In the fourteenth year of the reign of Emperor Tonghe of the Liao Dynasty (996), an Arabic Shaykh named Naruding came to Nanjing and built a temple in the Liuhe Village in the southern suburbs, namely the Niujie Mosque. Main buildings of the mosque are the Worship Hall (also known as the Kiln Hall), Bangge Building, Stele Pavilion, Wangyue Building, and Living Room (also known as Seven Rooms). The Worship Hall faces east and can accommodate thousands of people to worship at the same time. To the west of the hall is a hexagonal pavilion building with niches full of carved Arabic script and flowers. There is a mission desk on the northwest side of the hall, which is used by the masters to give lectures on Jumu'ah or festivals. The Bangge Building is used to report the time and call the people to worship before the service, which is why it is also called the Xuanli Building or the Wake-up Building. On both sides of the platform of the Worship Hall are two symmetrical square pavilions. The stele in the pavilion was erected in the ninth year of the reign of Emperor Hongzhi of the Ming Dynasty (1496). Wangyue Building is located between the two gates in front of the mosque. It is hexagonal and parishioners would watch the moon before the Festival of Fast-breaking on the building. Wangyue Building is a typical building in a mosque.
With well-organized architectural layout, the mosque boasts simple and magnificent halls. All of the main architectural decorations are of Arabic style, which is extremely exquisite.
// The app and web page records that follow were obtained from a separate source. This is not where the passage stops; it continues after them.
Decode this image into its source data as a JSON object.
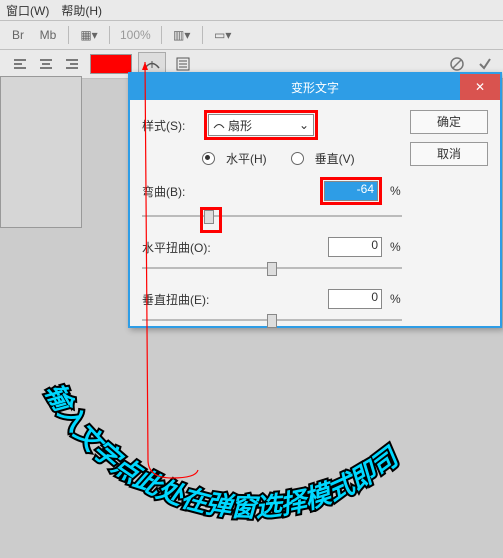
{
  "menu": {
    "window": "窗口(W)",
    "help": "帮助(H)"
  },
  "toolbar1": {
    "br": "Br",
    "mb": "Mb",
    "zoom": "100%"
  },
  "dialog": {
    "title": "变形文字",
    "style_label": "样式(S):",
    "style_value": "扇形",
    "horiz": "水平(H)",
    "vert": "垂直(V)",
    "bend_label": "弯曲(B):",
    "bend_value": "-64",
    "hdist_label": "水平扭曲(O):",
    "hdist_value": "0",
    "vdist_label": "垂直扭曲(E):",
    "vdist_value": "0",
    "pct": "%",
    "ok": "确定",
    "cancel": "取消"
  },
  "curved_text": "输入文字点此处在弹窗选择模式即司"
}
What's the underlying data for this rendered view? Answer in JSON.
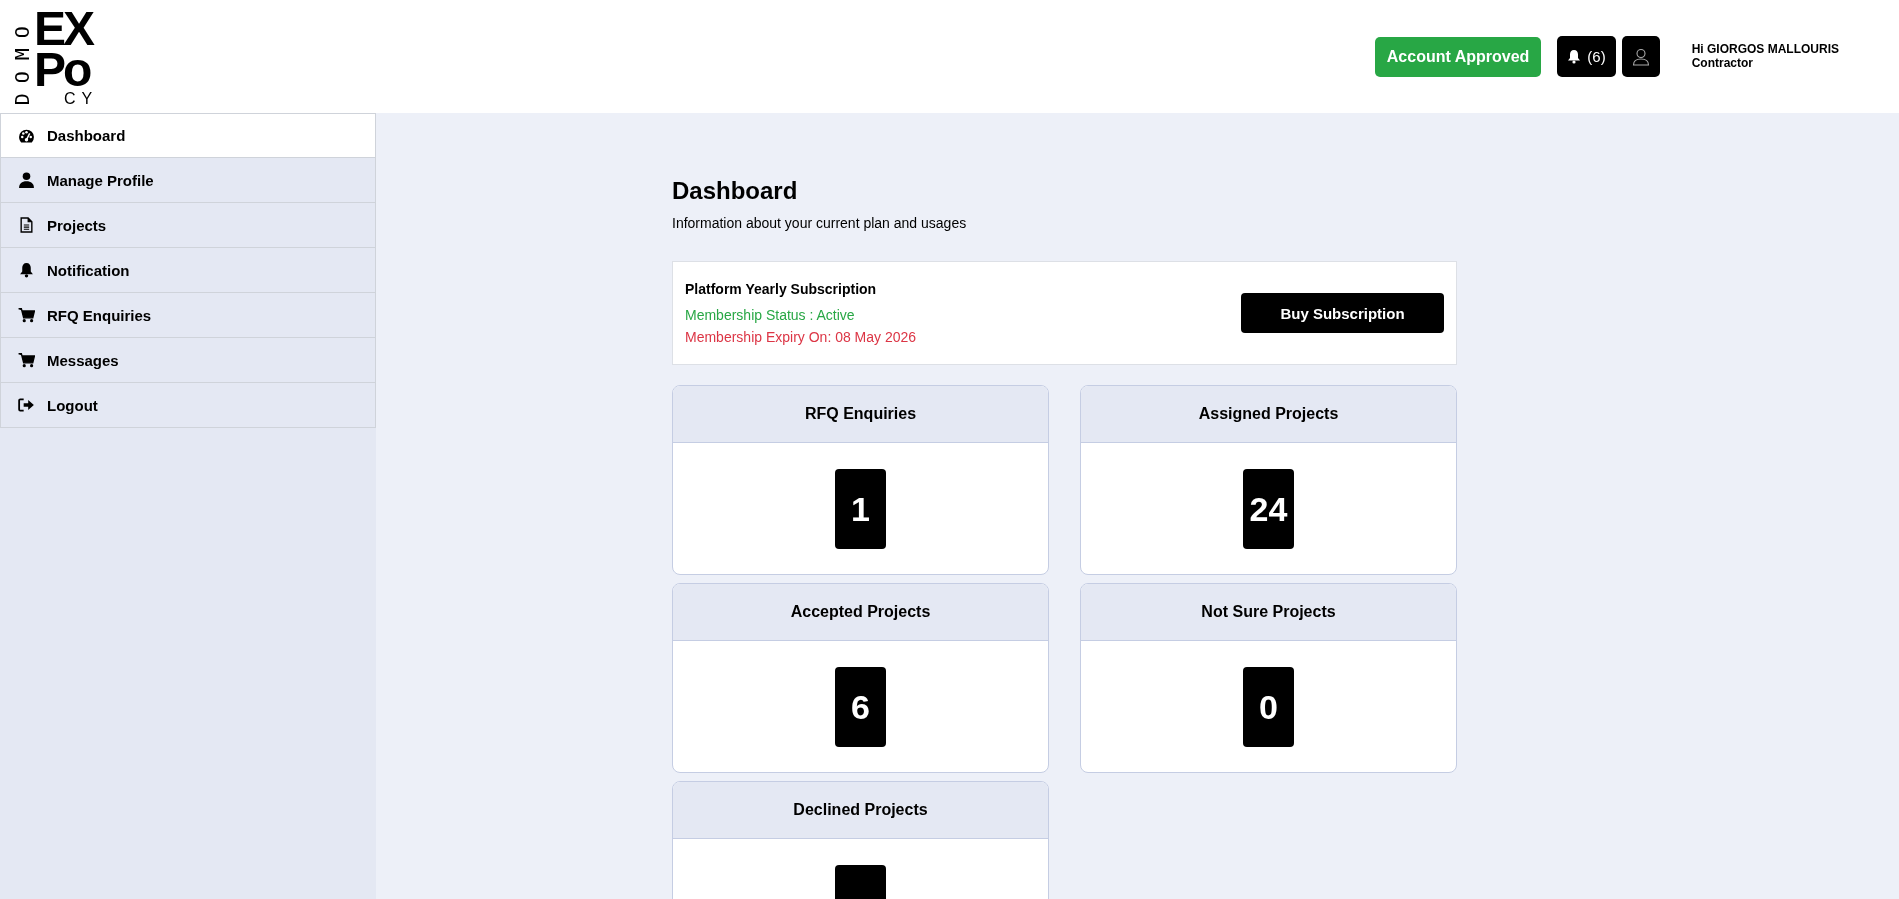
{
  "logo": {
    "vertical": "DOMO",
    "line1": "EX",
    "line2": "Po",
    "line3": "CY"
  },
  "header": {
    "status_button": "Account Approved",
    "notifications": "(6)",
    "greeting": "Hi GIORGOS MALLOURIS",
    "role": "Contractor"
  },
  "sidebar": {
    "items": [
      {
        "label": "Dashboard",
        "selected": true
      },
      {
        "label": "Manage Profile",
        "selected": false
      },
      {
        "label": "Projects",
        "selected": false
      },
      {
        "label": "Notification",
        "selected": false
      },
      {
        "label": "RFQ Enquiries",
        "selected": false
      },
      {
        "label": "Messages",
        "selected": false
      },
      {
        "label": "Logout",
        "selected": false
      }
    ]
  },
  "page": {
    "title": "Dashboard",
    "subtitle": "Information about your current plan and usages"
  },
  "subscription": {
    "plan": "Platform Yearly Subscription",
    "status": "Membership Status : Active",
    "expiry": "Membership Expiry On: 08 May 2026",
    "button": "Buy Subscription"
  },
  "stats": [
    {
      "title": "RFQ Enquiries",
      "value": "1"
    },
    {
      "title": "Assigned Projects",
      "value": "24"
    },
    {
      "title": "Accepted Projects",
      "value": "6"
    },
    {
      "title": "Not Sure Projects",
      "value": "0"
    },
    {
      "title": "Declined Projects"
    }
  ]
}
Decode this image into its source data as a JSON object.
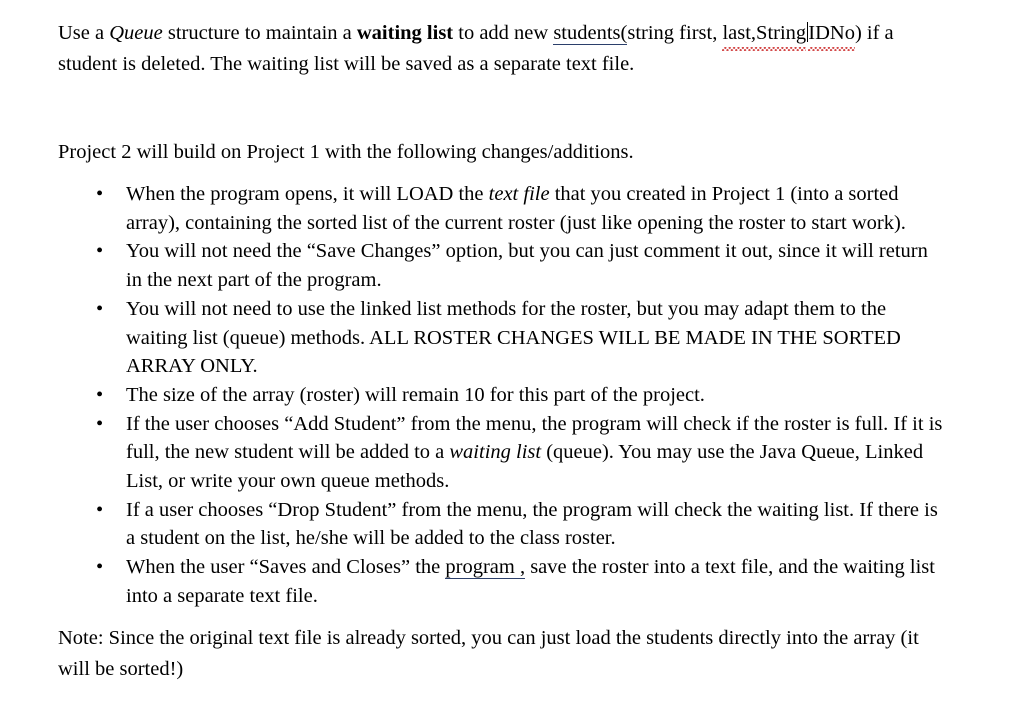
{
  "document": {
    "intro": {
      "seg_1": "Use a ",
      "seg_queue_italic": "Queue",
      "seg_2": " structure to maintain a ",
      "seg_waiting_list_bold": "waiting list",
      "seg_3": " to add new ",
      "seg_students_underlined": "students(",
      "seg_4": "string first, ",
      "seg_misspelled_last_string": "last,String",
      "seg_5": "",
      "seg_idno_misspelled": "IDNo",
      "seg_6": ") if a student is deleted. The waiting list will be saved as a separate text file."
    },
    "overview_paragraph": "Project 2 will build on Project 1 with the following changes/additions.",
    "bullet_marker": "•",
    "bullets": [
      {
        "id": "load-text-file",
        "part_1": "When the program opens, it will LOAD the ",
        "italic": "text file",
        "part_2": " that you created in Project 1 (into a sorted array), containing the sorted list of the current roster (just like opening the roster to start work)."
      },
      {
        "id": "save-changes-option",
        "part_1": "You will not need the “Save Changes” option, but you can just comment it out, since it will return in the next part of the program.",
        "italic": "",
        "part_2": ""
      },
      {
        "id": "linked-list-methods",
        "part_1": "You will not need to use the linked list methods for the roster, but you may adapt them to the waiting list (queue) methods.  ALL ROSTER CHANGES WILL BE MADE IN THE SORTED ARRAY ONLY.",
        "italic": "",
        "part_2": ""
      },
      {
        "id": "array-size",
        "part_1": "The size of the array (roster) will remain 10 for this part of the project.",
        "italic": "",
        "part_2": ""
      },
      {
        "id": "add-student",
        "part_1": "If the user chooses “Add Student” from the menu, the program will check if the roster is full.  If it is full, the new student will be added to a ",
        "italic": "waiting list",
        "part_2": " (queue).  You may use the Java Queue, Linked List, or write your own queue methods."
      },
      {
        "id": "drop-student",
        "part_1": "If a user chooses “Drop Student” from the menu, the program will check the waiting list. If there is a student on the list, he/she will be added to the class roster.",
        "italic": "",
        "part_2": ""
      },
      {
        "id": "saves-and-closes",
        "part_1": "When the user “Saves and Closes” the ",
        "underlined": "program ,",
        "part_2": " save the roster into a text file, and the waiting list into a separate text file."
      }
    ],
    "note_paragraph": "Note: Since the original text file is already sorted, you can just load the students directly into the array (it will be sorted!)"
  },
  "colors": {
    "page_background": "#ffffff",
    "text": "#000000",
    "spellcheck_underline": "#d34a4a",
    "link_underline": "#2b3f6b",
    "caret": "#000000"
  }
}
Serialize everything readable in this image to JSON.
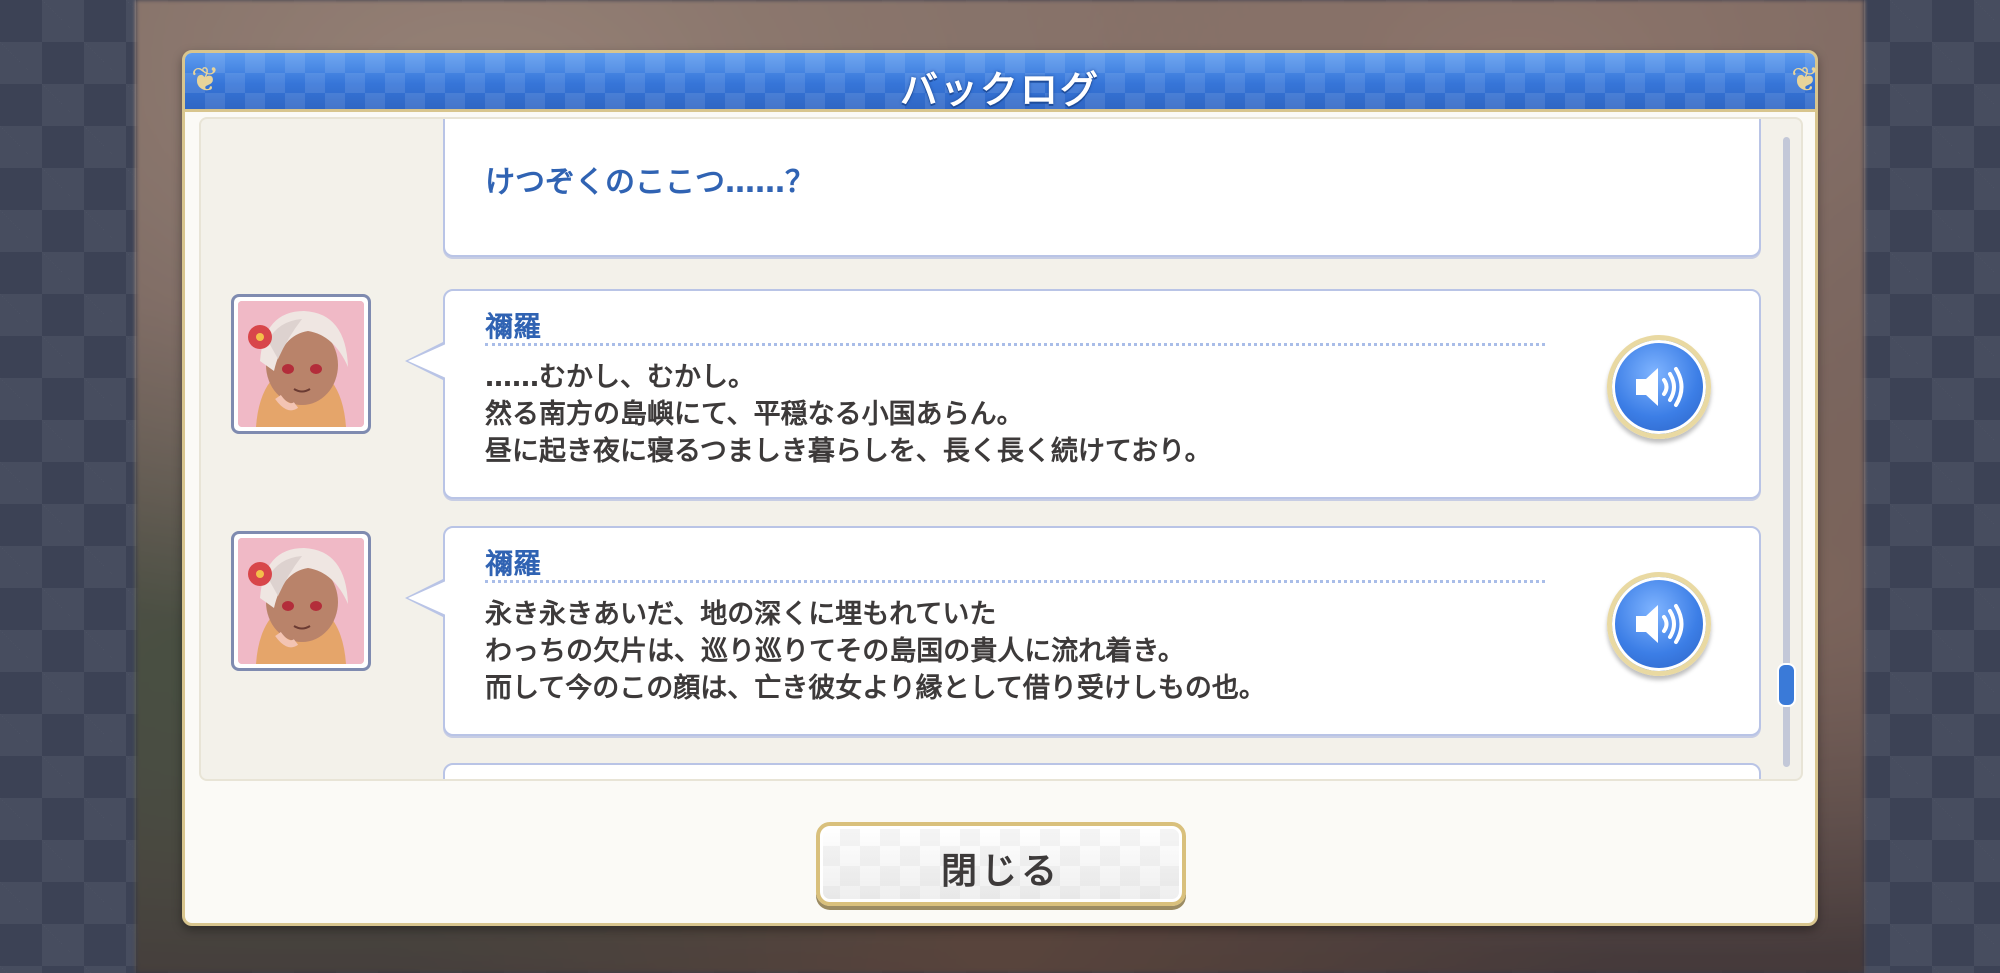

After the founding of the People's Republic of China, the mosque received many dignitaries and guests from Arab countries.